We laugh at such childish attitudes, and yet, how many of us still harbor this same kind of mindset even when we’ve grown? Of course, we probably (and hopefully!) don’t act the same way as children, but in all honesty, many of us still do foster that same kind of mentality. How many of us see friendship as something to use for our own benefit and enjoyment, rather than as a means to benefit others and make others happy? How many of us have dropped good friendships over the years simply because we no longer enjoyed the other person’s company?
I’ve come to realize that, for the most part, I have viewed friendship in this way – as something to primarily benefit me and make me happy. I am annoyed when I feel as if I’m being ignored. Irritated when a friend refuses to listen to my advice. Hurt when he or she would rather do something else instead of hanging out with me. It’s a philosophy that says, “I am in this relationship for my benefit, and I want you to make me feel special.” Perhaps I never think this outright, but in application, I far too often do.
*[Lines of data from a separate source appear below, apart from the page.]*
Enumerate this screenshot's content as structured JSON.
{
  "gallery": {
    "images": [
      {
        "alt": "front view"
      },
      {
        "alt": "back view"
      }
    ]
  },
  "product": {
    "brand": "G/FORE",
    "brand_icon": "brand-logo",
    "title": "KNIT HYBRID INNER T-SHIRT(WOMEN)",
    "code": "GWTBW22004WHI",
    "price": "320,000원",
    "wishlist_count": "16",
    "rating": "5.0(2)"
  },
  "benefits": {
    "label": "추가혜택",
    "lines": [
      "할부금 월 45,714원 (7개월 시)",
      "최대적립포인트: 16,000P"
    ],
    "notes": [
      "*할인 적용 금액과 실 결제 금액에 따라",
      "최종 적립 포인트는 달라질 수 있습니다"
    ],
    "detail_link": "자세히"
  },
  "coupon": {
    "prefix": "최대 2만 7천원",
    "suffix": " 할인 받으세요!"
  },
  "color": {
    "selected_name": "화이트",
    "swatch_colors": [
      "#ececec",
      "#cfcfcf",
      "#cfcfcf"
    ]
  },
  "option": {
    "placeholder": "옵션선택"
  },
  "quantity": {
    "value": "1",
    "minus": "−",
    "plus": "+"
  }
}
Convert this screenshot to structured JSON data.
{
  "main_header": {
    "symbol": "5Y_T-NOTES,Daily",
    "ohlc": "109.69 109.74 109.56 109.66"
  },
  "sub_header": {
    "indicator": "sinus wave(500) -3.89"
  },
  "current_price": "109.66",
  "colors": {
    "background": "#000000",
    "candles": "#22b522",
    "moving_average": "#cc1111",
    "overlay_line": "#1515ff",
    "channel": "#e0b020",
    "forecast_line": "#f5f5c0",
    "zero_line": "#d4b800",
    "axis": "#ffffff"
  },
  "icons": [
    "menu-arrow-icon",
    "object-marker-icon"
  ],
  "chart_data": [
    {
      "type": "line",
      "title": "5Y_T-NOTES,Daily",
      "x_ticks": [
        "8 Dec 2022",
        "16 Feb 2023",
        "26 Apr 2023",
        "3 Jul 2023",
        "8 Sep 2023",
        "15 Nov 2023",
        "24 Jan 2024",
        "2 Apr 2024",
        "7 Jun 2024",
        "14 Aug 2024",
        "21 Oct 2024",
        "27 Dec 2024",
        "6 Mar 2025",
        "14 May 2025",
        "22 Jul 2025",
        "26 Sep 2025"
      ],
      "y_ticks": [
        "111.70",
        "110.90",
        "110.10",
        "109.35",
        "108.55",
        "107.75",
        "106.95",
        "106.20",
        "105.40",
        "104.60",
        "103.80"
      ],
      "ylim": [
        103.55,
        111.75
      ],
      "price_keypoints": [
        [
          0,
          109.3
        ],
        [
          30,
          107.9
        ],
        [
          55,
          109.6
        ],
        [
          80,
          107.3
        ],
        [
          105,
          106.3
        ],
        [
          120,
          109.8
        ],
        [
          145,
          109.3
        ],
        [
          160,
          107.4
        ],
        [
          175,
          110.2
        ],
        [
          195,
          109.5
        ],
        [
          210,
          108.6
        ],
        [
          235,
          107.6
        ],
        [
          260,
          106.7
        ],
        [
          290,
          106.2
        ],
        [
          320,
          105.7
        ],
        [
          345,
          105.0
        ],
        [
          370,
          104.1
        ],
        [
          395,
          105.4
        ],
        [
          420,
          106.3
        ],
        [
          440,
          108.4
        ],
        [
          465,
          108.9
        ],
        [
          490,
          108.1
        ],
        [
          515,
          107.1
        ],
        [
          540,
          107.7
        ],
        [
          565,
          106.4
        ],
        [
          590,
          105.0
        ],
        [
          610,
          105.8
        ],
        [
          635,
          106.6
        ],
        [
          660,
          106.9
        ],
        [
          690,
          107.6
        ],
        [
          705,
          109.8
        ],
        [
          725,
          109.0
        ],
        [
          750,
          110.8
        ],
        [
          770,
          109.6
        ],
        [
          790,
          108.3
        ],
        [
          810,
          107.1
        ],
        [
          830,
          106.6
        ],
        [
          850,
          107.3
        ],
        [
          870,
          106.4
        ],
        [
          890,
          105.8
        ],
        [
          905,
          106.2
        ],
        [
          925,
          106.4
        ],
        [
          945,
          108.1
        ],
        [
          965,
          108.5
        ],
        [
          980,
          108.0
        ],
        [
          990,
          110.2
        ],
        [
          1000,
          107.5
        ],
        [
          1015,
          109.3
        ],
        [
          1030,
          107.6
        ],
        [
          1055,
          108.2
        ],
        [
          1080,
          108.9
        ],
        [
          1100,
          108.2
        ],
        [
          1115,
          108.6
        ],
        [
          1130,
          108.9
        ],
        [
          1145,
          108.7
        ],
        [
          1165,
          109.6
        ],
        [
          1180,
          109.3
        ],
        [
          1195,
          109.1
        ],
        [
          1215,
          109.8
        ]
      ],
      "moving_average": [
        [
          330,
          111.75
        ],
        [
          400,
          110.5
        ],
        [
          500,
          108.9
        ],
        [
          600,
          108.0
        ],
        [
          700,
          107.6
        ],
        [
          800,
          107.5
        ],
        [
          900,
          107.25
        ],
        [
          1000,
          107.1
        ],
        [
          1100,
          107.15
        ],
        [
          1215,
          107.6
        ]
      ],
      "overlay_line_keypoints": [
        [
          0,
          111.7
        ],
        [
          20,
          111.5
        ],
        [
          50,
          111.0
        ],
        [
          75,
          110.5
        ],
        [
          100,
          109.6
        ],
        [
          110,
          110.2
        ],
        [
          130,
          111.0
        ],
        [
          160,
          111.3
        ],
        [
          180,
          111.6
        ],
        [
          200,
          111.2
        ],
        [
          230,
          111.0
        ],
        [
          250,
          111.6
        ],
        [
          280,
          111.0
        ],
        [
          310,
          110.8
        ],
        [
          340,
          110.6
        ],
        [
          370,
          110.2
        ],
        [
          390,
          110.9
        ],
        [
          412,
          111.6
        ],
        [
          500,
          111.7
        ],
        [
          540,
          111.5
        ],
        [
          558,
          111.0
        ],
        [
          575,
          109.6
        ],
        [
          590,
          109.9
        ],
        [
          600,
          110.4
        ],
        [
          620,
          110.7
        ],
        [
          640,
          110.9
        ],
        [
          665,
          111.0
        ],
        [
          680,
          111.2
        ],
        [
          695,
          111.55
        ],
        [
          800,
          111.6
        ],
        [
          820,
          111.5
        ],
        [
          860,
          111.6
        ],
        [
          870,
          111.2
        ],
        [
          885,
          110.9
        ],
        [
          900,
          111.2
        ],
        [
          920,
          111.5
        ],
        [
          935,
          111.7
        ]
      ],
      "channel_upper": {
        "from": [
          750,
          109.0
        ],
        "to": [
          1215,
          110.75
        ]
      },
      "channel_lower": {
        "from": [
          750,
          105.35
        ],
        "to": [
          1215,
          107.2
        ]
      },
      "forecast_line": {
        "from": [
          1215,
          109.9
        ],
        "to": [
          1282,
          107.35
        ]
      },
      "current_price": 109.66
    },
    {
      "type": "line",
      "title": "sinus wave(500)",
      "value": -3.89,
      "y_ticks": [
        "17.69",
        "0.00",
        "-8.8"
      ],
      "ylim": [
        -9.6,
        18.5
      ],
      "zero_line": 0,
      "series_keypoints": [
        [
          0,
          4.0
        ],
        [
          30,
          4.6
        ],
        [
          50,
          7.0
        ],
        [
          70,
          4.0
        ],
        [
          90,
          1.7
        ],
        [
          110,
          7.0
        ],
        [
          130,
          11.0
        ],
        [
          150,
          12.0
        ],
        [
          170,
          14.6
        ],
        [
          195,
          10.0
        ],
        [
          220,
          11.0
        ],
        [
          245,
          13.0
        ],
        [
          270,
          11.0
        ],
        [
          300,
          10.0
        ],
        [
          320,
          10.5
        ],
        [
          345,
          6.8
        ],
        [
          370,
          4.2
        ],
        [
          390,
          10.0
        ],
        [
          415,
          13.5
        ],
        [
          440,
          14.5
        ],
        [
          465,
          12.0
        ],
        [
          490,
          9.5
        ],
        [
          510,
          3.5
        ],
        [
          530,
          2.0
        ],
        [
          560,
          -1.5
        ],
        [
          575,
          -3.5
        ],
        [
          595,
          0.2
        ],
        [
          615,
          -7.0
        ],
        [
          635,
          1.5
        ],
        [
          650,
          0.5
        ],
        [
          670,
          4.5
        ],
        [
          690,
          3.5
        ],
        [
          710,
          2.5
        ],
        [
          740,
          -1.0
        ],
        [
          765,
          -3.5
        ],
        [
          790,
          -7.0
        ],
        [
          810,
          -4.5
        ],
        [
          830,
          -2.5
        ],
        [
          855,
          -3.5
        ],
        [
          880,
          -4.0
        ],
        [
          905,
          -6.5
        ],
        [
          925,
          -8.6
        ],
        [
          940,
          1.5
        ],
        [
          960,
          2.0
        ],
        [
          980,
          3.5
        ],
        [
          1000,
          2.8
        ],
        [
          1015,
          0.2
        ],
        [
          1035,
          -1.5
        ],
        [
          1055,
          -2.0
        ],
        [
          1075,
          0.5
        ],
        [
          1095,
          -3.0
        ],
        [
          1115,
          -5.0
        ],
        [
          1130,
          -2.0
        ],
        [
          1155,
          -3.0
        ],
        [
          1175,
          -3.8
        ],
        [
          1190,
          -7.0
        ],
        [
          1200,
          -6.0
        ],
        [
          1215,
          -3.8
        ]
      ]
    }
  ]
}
How many people out there have viewed friendship as a means to benefit themselves? I can’t imagine I am the only one. It is a simple testimony to human nature, the selfish tendency to place ourselves before others and before God. It is this tendency that has completely twisted the meaning of friendship and turned it into a self-serving, self-loving concept.
You see, friendship should not primarily be something we benefit from; instead, it should be an opportunity for us to benefit others by drawing them closer to God.
Jesus is called a “friend” of sinners. If Jesus were a friend of sinners according to the self-serving definition, do you think he would have stripped himself of power and glory and born the punishment for our sins so that we might have a relationship with God? What did we ever do for him? He befriended us and loved us long before we ever even knew his name. That’s not exactly what I would call a beneficial relationship on his part. And yet he did it anyway, at great cost to himself, so that we might know God. It’s perfectly selfless, and perfectly loving, and perfectly amazing.
Christ died so that I might know God. So that I, a perfectly undeserving, utterly sinful human being who took no interest in Christ whatsoever, could share in Christ’s glory and actually know God Almighty on a personal level. Christ’s friendship with me has given me the ultimate relationship with God. It’s amazing. The only thing I can conclude from such an astounding fact is that my own earthly friendships should try to emulate in some small way this kind of love. In other words, like Christ, the ultimate goal of my friendships should be to strengthen the other person’s relationship with God, the only friendship that will ever bring lasting joy. It’s a simple thing to recognize, yet more often than not I find myself failing to apply this to real life.
But when you think about it, this is the only way we can become true friends, not by having a good time and enjoying each other’s company, but by building each other up and drawing one another closer to Him. Christ’s friendship with us has given us the ultimate relationship with God. Therefore it only makes sense that the primary purpose of all other relationships should be to strengthen this ultimate relationship with Him.
It all boils down to our worldview. If we recognize that God is ultimately the only being in existence who can make things matter, then we will naturally seek to place Him at the center of all our relationships. And if we place Him at the center of all our relationships, then it will only be natural for us to draw one another closer to Him. And furthermore (stay with me now!), if we are primarily focused on drawing one another closer to Him, then we won’t be busy sulking over bruised egos and damaged self-esteem when we are ignored, or forgotten, or taken advantage of. Instead, we will use these moments as opportunities to imitate Christ’s own love toward us.
But just how many of us are this kind of friend?